The CCLA intervened in R v Wong to defend access to justice for accused persons. At issue in R v Wong was Mr. Wong’s decision to plead guilty to a criminal offense without being informed that his plea would subject him to automatic deportation under Canada’s immigration laws and that he would have no ability to appeal his deportation if he received a sentence of six months or longer. When informed of the consequences of his plea, Mr. Wong sought to withdraw the plea and restore his right to a fair trial. While the majority found that Mr. Wong entered an uninformed plea insofar as he was unaware of the important immigration consequences of his plea, it rejected his attempt to withdraw his plea on the grounds that he failed to depose to what he would have done differently in the plea process had he been informed of these consequences.
In our intervention, we argued that the decision to plead guilty or not guilty is one of the most important decisions in a criminal case and is the exclusive province of the accused person.
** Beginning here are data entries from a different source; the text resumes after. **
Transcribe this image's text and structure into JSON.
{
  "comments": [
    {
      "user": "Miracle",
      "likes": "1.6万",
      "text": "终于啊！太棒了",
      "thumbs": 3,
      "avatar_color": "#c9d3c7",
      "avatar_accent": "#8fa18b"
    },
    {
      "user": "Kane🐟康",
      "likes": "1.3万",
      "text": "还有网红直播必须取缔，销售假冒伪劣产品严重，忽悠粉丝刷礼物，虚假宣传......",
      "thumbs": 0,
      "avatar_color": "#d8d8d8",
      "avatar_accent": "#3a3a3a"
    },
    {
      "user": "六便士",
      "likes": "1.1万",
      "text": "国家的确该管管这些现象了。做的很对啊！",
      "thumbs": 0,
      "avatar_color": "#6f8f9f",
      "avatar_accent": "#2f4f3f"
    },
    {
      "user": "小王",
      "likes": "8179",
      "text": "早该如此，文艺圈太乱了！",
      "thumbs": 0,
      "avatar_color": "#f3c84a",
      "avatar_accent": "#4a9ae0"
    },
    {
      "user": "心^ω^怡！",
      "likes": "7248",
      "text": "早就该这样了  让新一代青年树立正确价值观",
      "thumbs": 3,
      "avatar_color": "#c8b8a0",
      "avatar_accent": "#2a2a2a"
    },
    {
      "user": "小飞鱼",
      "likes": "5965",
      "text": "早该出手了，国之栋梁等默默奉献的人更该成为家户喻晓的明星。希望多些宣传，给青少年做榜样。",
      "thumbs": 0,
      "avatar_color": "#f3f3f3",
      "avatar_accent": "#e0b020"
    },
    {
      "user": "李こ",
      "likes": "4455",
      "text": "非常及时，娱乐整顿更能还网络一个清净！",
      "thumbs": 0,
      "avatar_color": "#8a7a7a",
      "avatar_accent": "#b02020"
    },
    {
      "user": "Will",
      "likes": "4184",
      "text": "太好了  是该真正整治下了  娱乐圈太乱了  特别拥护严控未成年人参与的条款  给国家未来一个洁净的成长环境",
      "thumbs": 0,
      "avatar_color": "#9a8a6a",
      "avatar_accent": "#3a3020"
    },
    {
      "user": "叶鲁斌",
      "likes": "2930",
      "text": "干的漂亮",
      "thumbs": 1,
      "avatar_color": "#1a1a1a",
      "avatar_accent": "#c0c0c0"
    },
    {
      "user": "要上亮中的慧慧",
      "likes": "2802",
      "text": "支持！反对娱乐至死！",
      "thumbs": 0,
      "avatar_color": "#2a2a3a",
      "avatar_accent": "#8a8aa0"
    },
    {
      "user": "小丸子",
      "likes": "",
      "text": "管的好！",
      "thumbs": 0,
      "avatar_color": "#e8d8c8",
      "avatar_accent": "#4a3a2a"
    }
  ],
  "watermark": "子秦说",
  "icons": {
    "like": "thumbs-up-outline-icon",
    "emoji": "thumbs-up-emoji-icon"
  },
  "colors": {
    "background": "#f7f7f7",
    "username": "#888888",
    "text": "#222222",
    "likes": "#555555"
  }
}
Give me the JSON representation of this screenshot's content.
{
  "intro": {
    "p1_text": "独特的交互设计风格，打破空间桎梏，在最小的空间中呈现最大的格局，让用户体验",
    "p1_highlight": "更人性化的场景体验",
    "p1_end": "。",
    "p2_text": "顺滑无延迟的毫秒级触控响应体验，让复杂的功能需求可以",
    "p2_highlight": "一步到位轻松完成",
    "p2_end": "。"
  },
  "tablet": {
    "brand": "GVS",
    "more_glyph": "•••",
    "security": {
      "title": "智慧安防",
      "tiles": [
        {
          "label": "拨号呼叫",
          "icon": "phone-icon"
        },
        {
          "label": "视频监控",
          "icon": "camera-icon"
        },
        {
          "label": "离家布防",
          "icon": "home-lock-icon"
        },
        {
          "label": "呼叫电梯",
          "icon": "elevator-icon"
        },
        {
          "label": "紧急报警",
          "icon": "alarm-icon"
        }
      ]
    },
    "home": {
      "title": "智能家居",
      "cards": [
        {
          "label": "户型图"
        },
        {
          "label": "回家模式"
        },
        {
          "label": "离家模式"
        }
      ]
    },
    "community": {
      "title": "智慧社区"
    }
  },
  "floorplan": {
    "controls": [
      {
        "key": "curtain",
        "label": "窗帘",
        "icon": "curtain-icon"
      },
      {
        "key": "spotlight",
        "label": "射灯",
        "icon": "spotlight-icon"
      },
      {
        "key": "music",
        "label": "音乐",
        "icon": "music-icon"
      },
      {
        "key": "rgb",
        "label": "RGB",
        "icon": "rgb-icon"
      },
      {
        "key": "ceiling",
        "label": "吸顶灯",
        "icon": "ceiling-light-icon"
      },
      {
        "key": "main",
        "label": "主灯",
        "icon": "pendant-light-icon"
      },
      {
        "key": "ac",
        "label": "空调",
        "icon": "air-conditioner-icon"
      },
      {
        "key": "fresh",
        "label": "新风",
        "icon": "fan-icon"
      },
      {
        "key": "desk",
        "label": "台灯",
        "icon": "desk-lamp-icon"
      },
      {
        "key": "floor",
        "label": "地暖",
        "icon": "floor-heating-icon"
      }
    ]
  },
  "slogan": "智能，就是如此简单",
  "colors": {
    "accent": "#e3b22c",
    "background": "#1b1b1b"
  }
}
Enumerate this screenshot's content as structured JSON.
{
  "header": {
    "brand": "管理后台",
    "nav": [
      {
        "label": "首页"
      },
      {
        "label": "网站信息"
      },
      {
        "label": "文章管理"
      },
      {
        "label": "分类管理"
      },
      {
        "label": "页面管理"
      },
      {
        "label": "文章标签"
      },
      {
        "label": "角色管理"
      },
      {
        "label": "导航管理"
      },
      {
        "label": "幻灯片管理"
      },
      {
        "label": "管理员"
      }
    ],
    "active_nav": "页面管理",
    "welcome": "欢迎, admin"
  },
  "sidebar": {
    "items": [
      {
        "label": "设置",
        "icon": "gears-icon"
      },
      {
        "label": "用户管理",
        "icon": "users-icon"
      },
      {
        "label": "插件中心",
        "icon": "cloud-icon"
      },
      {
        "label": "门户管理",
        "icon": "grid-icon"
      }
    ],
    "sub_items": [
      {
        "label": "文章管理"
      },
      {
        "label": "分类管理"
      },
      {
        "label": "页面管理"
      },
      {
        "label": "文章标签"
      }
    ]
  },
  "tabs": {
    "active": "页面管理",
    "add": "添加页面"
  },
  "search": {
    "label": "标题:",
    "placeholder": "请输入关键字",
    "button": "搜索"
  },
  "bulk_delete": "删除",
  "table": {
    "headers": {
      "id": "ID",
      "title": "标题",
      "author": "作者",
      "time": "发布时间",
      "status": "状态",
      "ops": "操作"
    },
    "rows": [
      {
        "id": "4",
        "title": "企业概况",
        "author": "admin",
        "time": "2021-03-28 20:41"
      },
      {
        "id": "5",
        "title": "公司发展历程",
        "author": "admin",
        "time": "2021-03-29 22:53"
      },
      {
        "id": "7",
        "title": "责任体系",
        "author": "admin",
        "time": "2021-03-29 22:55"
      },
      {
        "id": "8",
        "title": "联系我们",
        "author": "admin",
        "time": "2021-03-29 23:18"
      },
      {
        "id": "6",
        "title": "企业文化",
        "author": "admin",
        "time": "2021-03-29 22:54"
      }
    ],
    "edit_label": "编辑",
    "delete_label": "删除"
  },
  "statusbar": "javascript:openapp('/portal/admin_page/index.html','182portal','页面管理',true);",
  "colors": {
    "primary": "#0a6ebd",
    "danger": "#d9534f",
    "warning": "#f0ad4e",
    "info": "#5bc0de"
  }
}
An accused’s decision to plead guilty – and thereby waive this right to a fair trial – must be undertaken with knowledge of the effect and consequences of that plea. A truly uninformed plea is nothing less than an affront to a fair and just criminal justice system. A single and straightforward remedy should therefore be available to an accused who enters into a truly uninformed plea: vacate the plea and restore their right to a fair trial.
The majority rightly held, in line with our submissions, that an accused has exclusive domain over the decision to plead guilty and that a guilty plea must always be informed. Accordingly, an accused need not show a viable defense to a charge in order withdraw a plea on procedural grounds. However, by requiring an accused to always show, via an affidavit, that they would have went to trial or would have only have plead guilty subject to different conditions, the decision places a significant procedural burden on blameless individuals who have been deprived of their right to a fair trial, a burden that will fall most heavily on self-represented and other marginalized accused.
While the majority reasons affirm an accused’s exclusive domain over the decision to plead guilty, the fate of Mr. Wong sends a clear message to plea courts, trial judges, and counsel across Canada: guilty pleas must be informed because defendants will often be stuck with a plea once the conviction is entered. The result also sends a clear message to provinces to invest in legal aid to ensure that defendants are sufficiently aware of the significant consequences that flow from a guilty plea.
CCLA was represented in its intervention by Anil Kapoor and Ian Kasper of Kapoor Barristers.